Shakespeare in American Life
Shakespeare in American Life, part of the Exhibitions at the Folger opened March 8, 2007 and closed on August 18 2007. The exhibition was curated by Alden and Virginia Vaughan with the assistance of Rachel Doggett, Richard Kuhta, and Virginia Millington. The exhibition catalog can be purchased from the Folger Shop.
William Shakespeare has had, and continues to have, a profound influence on American culture, education, and even politics! That's why we made Shakespeare in American Life the theme of our 75th anniversary in 2007.
William Shakespeare would surely be pleased, and probably surprised, at how Americans have embraced his plays, sonnets and poems. Shakespeare in American Life celebrates the Bard's influence on American culture and the Folger Library's 75th Anniversary.
Contents of the exhibition
Shakespeare in American Life audio tour

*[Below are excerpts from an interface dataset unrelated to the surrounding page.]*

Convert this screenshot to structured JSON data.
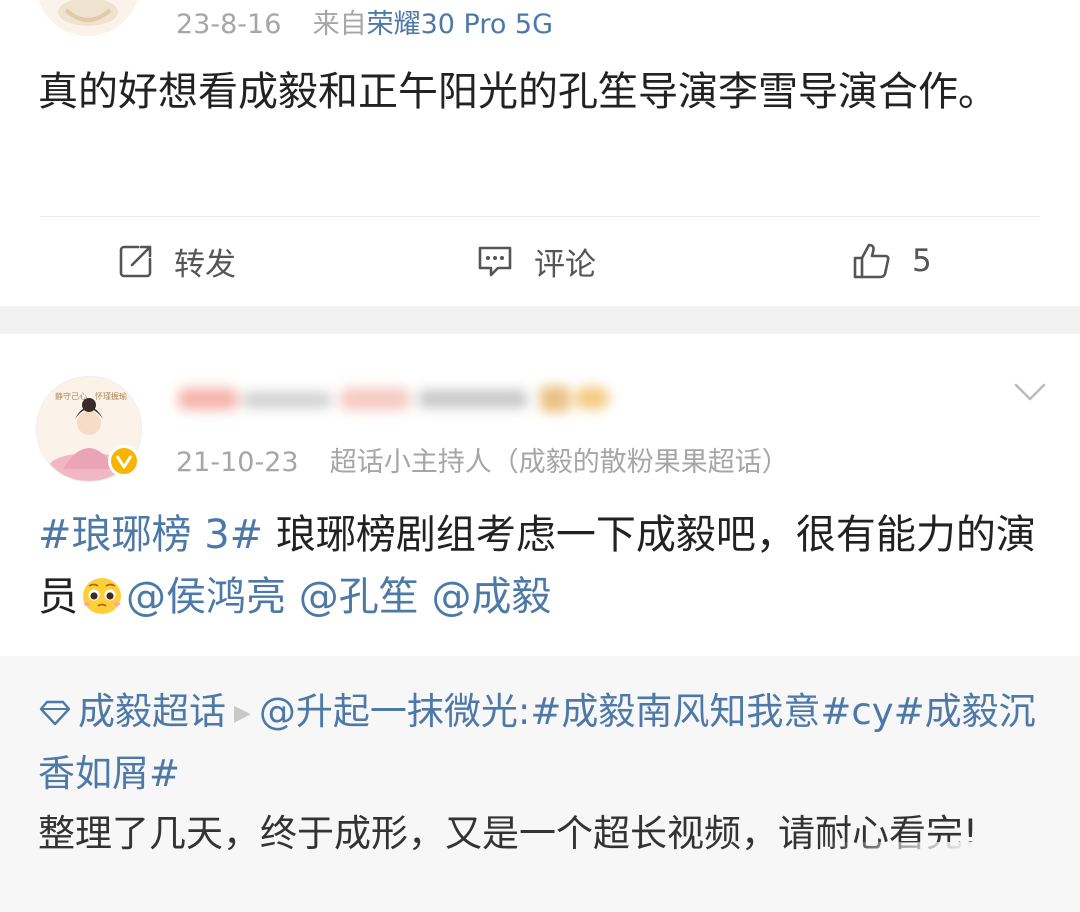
{
  "post1": {
    "date": "23-8-16",
    "source_prefix": "来自",
    "device": "荣耀30 Pro 5G",
    "text": "真的好想看成毅和正午阳光的孔笙导演李雪导演合作。",
    "actions": {
      "repost": "转发",
      "comment": "评论",
      "like_count": "5"
    }
  },
  "post2": {
    "date": "21-10-23",
    "role": "超话小主持人（成毅的散粉果果超话）",
    "hashtag": "#琅琊榜 3#",
    "text": "琅琊榜剧组考虑一下成毅吧，很有能力的演员",
    "mentions": [
      "@侯鸿亮",
      "@孔笙",
      "@成毅"
    ],
    "avatar_caption": "静守己心　怀瑾握瑜"
  },
  "repost": {
    "topic": "成毅超话",
    "user": "@升起一抹微光:",
    "tags": "#成毅南风知我意#cy#成毅沉香如屑#",
    "text": "整理了几天，终于成形，又是一个超长视频，请耐心看完!"
  },
  "colors": {
    "link": "#4d79a8",
    "meta": "#a6a6a6",
    "badge": "#f7b500"
  }
}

Explore Shakespeare in American Life through this audio tour
Making Shakespeare Our Own
19th-Century Americans Study Shakespeare
American Travesties of Shakespeare
Shakespeare in American Politics
Shakespeare in American Life exhibition list
Shakespeare in American Life radio program
In celebration of the Folger Library's 75th Anniversary, a radio documentary aired on Public Radio International (PRI) stations beginning in April 2007. This Folger production of three one-hour shows, narrated by Sam Waterston and created by producer Richard Paul, reaches out to new audiences as it brings to life an extraordinary range of topics in radio’s theater of the imagination. The extensive website, Shakespeare in American Life was developed as both a lasting online resource and a companion project.
Supplemental material for the first episode, Shakespeare Becomes American.
Early records of Shakespeare in America are fragmentary, but we know of an amateur performance of Romeo and Juliet in 1730 and a professional staging of Richard III in 1750, both in New York. Since then, the vast story of Shakespeare on the American stage has come to include everything from lavish historical recreations to bare-bones outdoor sets and, in recent years, actors of every ethnic and racial origin. In the twentieth century, new media like radio, the movies, and television provided brand-new arenas for America’s directors and performers to explore the many possibilities of Shakespeare’s works.
Supplemental material for the second episode, The Father of the Man in America.
Shakespeare’s works weave like a bright thread through the history of American education and self-improvement. Over the centuries, his plays have served in the classroom as models for public speaking, guides to morality, works of literature to be read, passages to be performed—and sometimes all of the above. In the public arena, Shakespeare has appealed to different American audiences, from rowdy nineteenth-century workers to the literary and social elite, and from local groups that formed their own Shakespeare societies to picnic-bearing families at outdoor theaters under the stars.
Supplemental material for the final episode, Shakespeare is a Black Woman: Shakespeare in American Politics.
This section examines Shakespeare’s impacts on many aspects of American life, from commercial references in advertising and product packaging to such diverse subjects as crafts, American politics, and ethnic and racial identity. It also takes a closer look at the Shakespeare play that is most closely tied to the New World—The Tempest, which may well refer in part to a terrible storm in 1609 that struck an English fleet on the way to Jamestown.
Select lesson plans for teachers for a variety of subjects related to Shakespeare and American life.
As you can tell from these lesson plans, Folger Education believes that the best way to learning Shakespeare is to do Shakespeare and encourages teaching methods that get students up on their feet. To see some Folger Education teaching methods in action, go to Playing Shakespeare Today.
Launch your own exploration of Shakespeare in American life through these unique features—from an interactive timeline that spans four centuries, to the works of art in our American Shakespeare Gallery, to the quips, insights, and comments of Americans who were “speaking of Shakespeare.” Download a screensaver or wallpaper to customize your desktop, or weigh in with your own projects in Shakespeare in Your Life. Try the FAQs to learn more about Shakespeare in American life. To find Shakespeare theaters, festivals, and other destinations throughout the United States, explore the clickable maps in Shakespeare USA.
For further information
Consult this list of websites to learn more online about Shakespeare in American life.